North Korea’s December 2009 currency revaluation triggered disastrous consequences. Many citizens lost life savings and some died of starvation as a result of severe inflation and food shortages, which were exacerbated by the recent devastating floods.
In a country where 33 percent of the population is already undernourished, North Korea faces major threats to its future food security. Environmental and technical challenges include a shortage of arable soil, insufficient infrastructure, shortages of agricultural inputs (such as fuel, fertilizer and machinery), inadequate water reserves, lack of access to international markets and food imports, and vulnerability to natural disasters such as droughts, floods, and typhoons. Although agricultural production accounts for around 23 percent of North Korea’s GDP, its colder climate, brief growing period, and mountainous terrain is not conducive to the cultivation of critical staples such as rice.
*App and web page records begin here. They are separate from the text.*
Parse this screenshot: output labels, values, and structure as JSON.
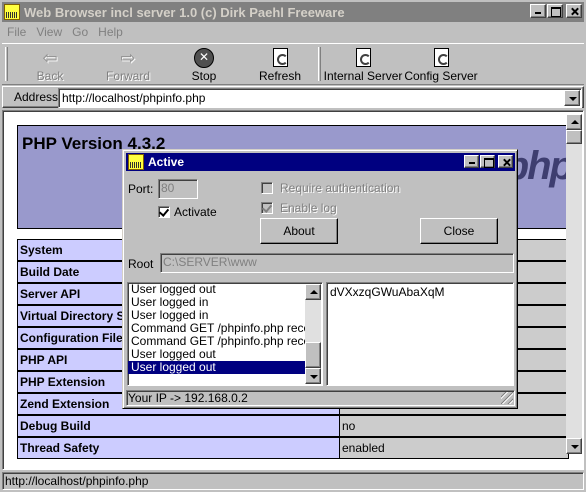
{
  "window": {
    "title": "Web Browser incl server 1.0 (c) Dirk Paehl Freeware"
  },
  "menu": [
    "File",
    "View",
    "Go",
    "Help"
  ],
  "toolbar": {
    "back": "Back",
    "forward": "Forward",
    "stop": "Stop",
    "refresh": "Refresh",
    "internal_server": "Internal Server",
    "config_server": "Config Server"
  },
  "address": {
    "label": "Address",
    "value": "http://localhost/phpinfo.php"
  },
  "page": {
    "title": "PHP Version 4.3.2",
    "logo": "php",
    "rows": [
      {
        "label": "System",
        "value": ""
      },
      {
        "label": "Build Date",
        "value": ""
      },
      {
        "label": "Server API",
        "value": ""
      },
      {
        "label": "Virtual Directory S",
        "value": ""
      },
      {
        "label": "Configuration File (",
        "value": ""
      },
      {
        "label": "PHP API",
        "value": ""
      },
      {
        "label": "PHP Extension",
        "value": ""
      },
      {
        "label": "Zend Extension",
        "value": ""
      },
      {
        "label": "Debug Build",
        "value": "no"
      },
      {
        "label": "Thread Safety",
        "value": "enabled"
      }
    ]
  },
  "status": {
    "text": "http://localhost/phpinfo.php"
  },
  "dialog": {
    "title": "Active",
    "port_label": "Port:",
    "port_value": "80",
    "activate_label": "Activate",
    "activate_checked": true,
    "require_auth_label": "Require authentication",
    "enable_log_label": "Enable log",
    "about_button": "About",
    "close_button": "Close",
    "root_label": "Root",
    "root_value": "C:\\SERVER\\www",
    "log": [
      "User logged out",
      "User logged in",
      "User logged in",
      "Command GET /phpinfo.php received",
      "Command GET /phpinfo.php received",
      "User logged out",
      "User logged out"
    ],
    "selected_log_index": 6,
    "token": "dVXxzqGWuAbaXqM",
    "status": "Your IP -> 192.168.0.2"
  }
}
Despite Pyongyang’s adherence to the “juche” ideology, the agricultural sector’s performance has been on a downward trend since the 1990s and remains far from self-sufficiency. Plagued by ineffectiveness, North Korea’s opaque Public Distribution System (PDS) – ostensibly designed for equal distribution of rations to the population – has all but collapsed in recent years, forcing the government to accept aid from China and South Korea. In a rare admission, the leadership has acknowledged its inability to alleviate the food crisis and has encouraged citizens to look to private markets for essential provisions. Another indication of government failure and the increasingly dire food situation comes from reports that the country’s military is storing over 1 million tons of rice in preparation for war.
As public discontent increases in response to the food crisis, North Korea remains far from improving its shortage-induced food insecurity. Dependency on continued, or even increased, foreign food aid will not alleviate long-term shortages. The agriculture sector would benefit from aid in the form of pesticides and fertilizers. Output can also be boosted by crop diversification, more advanced tools and machinery, and reduced soil input.
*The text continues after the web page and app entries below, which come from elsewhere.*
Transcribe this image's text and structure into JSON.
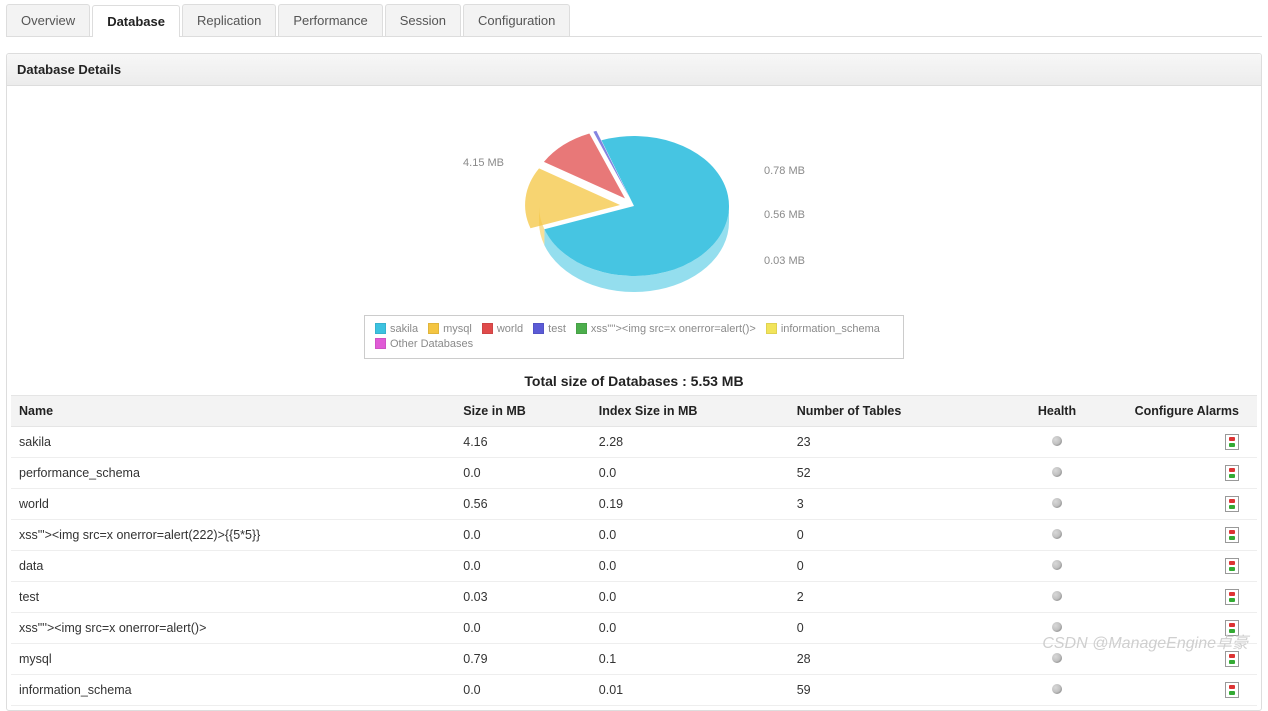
{
  "tabs": [
    {
      "label": "Overview",
      "active": false
    },
    {
      "label": "Database",
      "active": true
    },
    {
      "label": "Replication",
      "active": false
    },
    {
      "label": "Performance",
      "active": false
    },
    {
      "label": "Session",
      "active": false
    },
    {
      "label": "Configuration",
      "active": false
    }
  ],
  "panel": {
    "title": "Database Details",
    "total_label": "Total size of Databases : 5.53 MB"
  },
  "chart_data": {
    "type": "pie",
    "title": "",
    "unit": "MB",
    "slice_labels": [
      "4.15 MB",
      "0.78 MB",
      "0.56 MB",
      "0.03 MB"
    ],
    "series": [
      {
        "name": "sakila",
        "value": 4.15,
        "color": "#3cc2e0"
      },
      {
        "name": "mysql",
        "value": 0.78,
        "color": "#f4c542"
      },
      {
        "name": "world",
        "value": 0.56,
        "color": "#e04b4b"
      },
      {
        "name": "test",
        "value": 0.03,
        "color": "#5b5bd6"
      },
      {
        "name": "xss\"''><img src=x onerror=alert()>",
        "value": 0.0,
        "color": "#4cae4c"
      },
      {
        "name": "information_schema",
        "value": 0.0,
        "color": "#f2e45a"
      },
      {
        "name": "Other Databases",
        "value": 0.0,
        "color": "#e05bd6"
      }
    ]
  },
  "table": {
    "columns": [
      "Name",
      "Size in MB",
      "Index Size in MB",
      "Number of Tables",
      "Health",
      "Configure Alarms"
    ],
    "rows": [
      {
        "name": "sakila",
        "size": "4.16",
        "index_size": "2.28",
        "tables": "23"
      },
      {
        "name": "performance_schema",
        "size": "0.0",
        "index_size": "0.0",
        "tables": "52"
      },
      {
        "name": "world",
        "size": "0.56",
        "index_size": "0.19",
        "tables": "3"
      },
      {
        "name": "xss'\"><img src=x onerror=alert(222)>{{5*5}}",
        "size": "0.0",
        "index_size": "0.0",
        "tables": "0"
      },
      {
        "name": "data",
        "size": "0.0",
        "index_size": "0.0",
        "tables": "0"
      },
      {
        "name": "test",
        "size": "0.03",
        "index_size": "0.0",
        "tables": "2"
      },
      {
        "name": "xss\"''><img src=x onerror=alert()>",
        "size": "0.0",
        "index_size": "0.0",
        "tables": "0"
      },
      {
        "name": "mysql",
        "size": "0.79",
        "index_size": "0.1",
        "tables": "28"
      },
      {
        "name": "information_schema",
        "size": "0.0",
        "index_size": "0.01",
        "tables": "59"
      }
    ]
  },
  "watermark": "CSDN @ManageEngine卓豪"
}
North Korea’s food security is inherently tied to its political conditions as the latter stifles market drivers and foreign economic exchanges. Despite continuation in authoritarian rule, the country’s strengthening economic relationship with China and improving telecommunications system is facilitating access to information that could buoy public backlash toward Pyongyang. International and domestic pressure on the new regime could possibly induce greater transparency or improvements in the efficiency of the PDS.
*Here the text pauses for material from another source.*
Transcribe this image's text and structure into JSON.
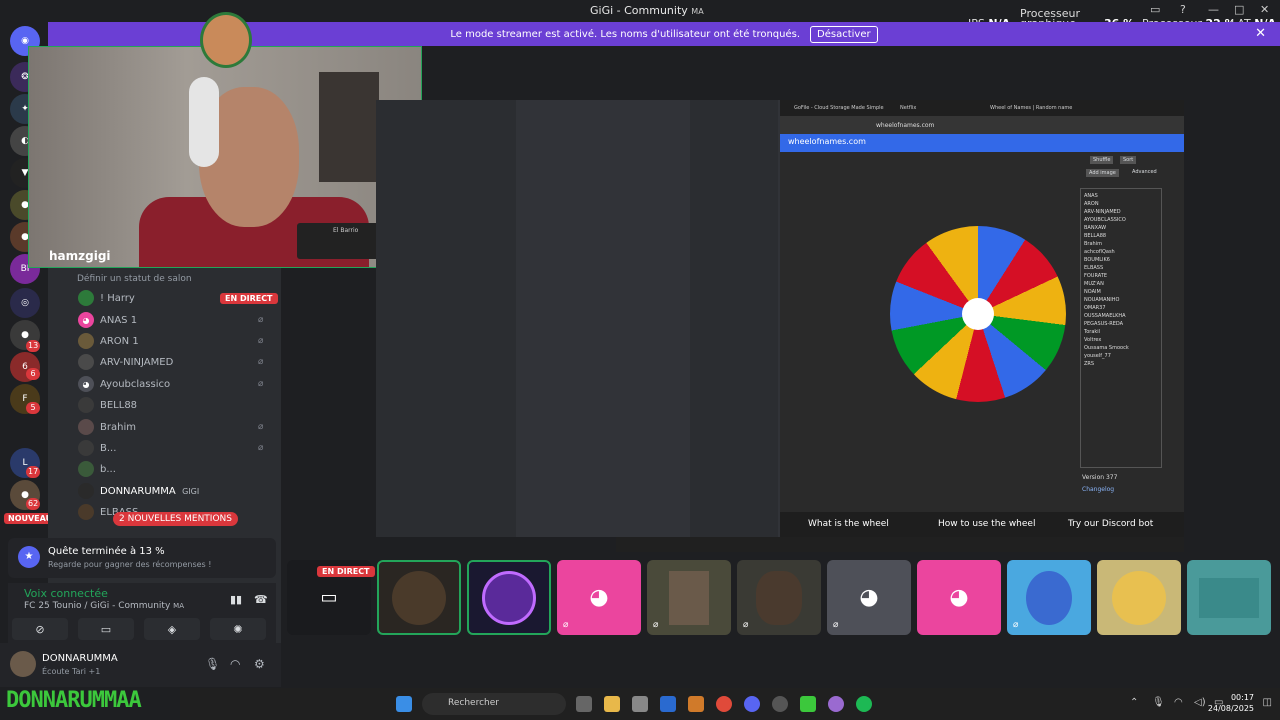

Greater political shifts, particularly unification on the Korean peninsula, could accelerate opportunities for an influx of aid, removal of sanctions, and eventually more sound economic and agricultural policies. Although most North Korea watchers agree that unification will eventually occur, its prospects remain bleak in the near future, as does the chance for a relief in food shortages.